# Which method is faster than Burnside lemma?

I was trying to solve the following problem using Burnside's lemma, but when testing the solution for a $12\times 12$ matrix involving $20$ possibilities for each matrix element, it had an awful run time.

Does this problem have a better solution than the Burnside's lemma, so it can give the result with a better time complexity?

The problem:

Suppose that a matrix is equivalent to another one if it can be obtained by swapping the rows and/or columns of the other one. The goal is to find the number of inequivalent $h\times w$ matrices with each of its elements having $s$ possible choices.

For example,

1 5
0 0


would be equivalent to itself and to:

0 0
1 5


and would also be equivalent to:

0 0
5 1


and to:

5 1
0 0

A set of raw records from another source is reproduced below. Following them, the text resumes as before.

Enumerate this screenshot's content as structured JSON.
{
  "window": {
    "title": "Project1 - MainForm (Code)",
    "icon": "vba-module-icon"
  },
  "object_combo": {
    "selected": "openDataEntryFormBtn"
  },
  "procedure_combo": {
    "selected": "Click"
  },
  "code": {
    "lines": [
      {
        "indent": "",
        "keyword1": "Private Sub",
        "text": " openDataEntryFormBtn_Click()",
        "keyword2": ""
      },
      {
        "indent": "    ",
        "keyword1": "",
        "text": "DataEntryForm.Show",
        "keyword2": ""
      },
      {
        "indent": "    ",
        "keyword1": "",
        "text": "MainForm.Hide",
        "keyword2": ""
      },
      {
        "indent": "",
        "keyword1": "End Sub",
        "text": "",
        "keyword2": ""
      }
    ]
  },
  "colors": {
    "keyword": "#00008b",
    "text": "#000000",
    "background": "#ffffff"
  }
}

• what does swapping rows and columns mean? – Jorge Fernández Hidalgo Jan 7 '17 at 20:27
• It might be useful to consider that this swapping preserves the row sums and column sums. – Mark Jan 7 '17 at 20:27
• This question recently appeared at this MSE link. – Marko Riedel Jan 7 '17 at 20:33